> **What you have to do**
Below are some records; each one is to be set down again exactly.

> **Input data**
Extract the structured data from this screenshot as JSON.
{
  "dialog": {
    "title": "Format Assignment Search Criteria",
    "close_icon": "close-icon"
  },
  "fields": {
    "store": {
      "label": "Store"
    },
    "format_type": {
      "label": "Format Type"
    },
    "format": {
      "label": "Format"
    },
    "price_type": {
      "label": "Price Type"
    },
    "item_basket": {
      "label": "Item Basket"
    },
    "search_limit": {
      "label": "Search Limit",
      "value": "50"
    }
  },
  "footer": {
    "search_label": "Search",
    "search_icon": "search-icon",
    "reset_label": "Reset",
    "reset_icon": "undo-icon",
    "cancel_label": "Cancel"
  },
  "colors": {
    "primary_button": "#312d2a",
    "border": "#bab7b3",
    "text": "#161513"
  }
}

> **Solution to this problem**
Extract the structured data from this screenshot as JSON.
{
  "dialog": {
    "title": "Format Assignment Search Criteria",
    "close_icon": "close-icon"
  },
  "fields": {
    "store": {
      "label": "Store"
    },
    "format_type": {
      "label": "Format Type"
    },
    "format": {
      "label": "Format"
    },
    "price_type": {
      "label": "Price Type"
    },
    "item_basket": {
      "label": "Item Basket"
    },
    "search_limit": {
      "label": "Search Limit",
      "value": "50"
    }
  },
  "footer": {
    "search_label": "Search",
    "search_icon": "search-icon",
    "reset_label": "Reset",
    "reset_icon": "undo-icon",
    "cancel_label": "Cancel"
  },
  "colors": {
    "primary_button": "#312d2a",
    "border": "#bab7b3",
    "text": "#161513"
  }
}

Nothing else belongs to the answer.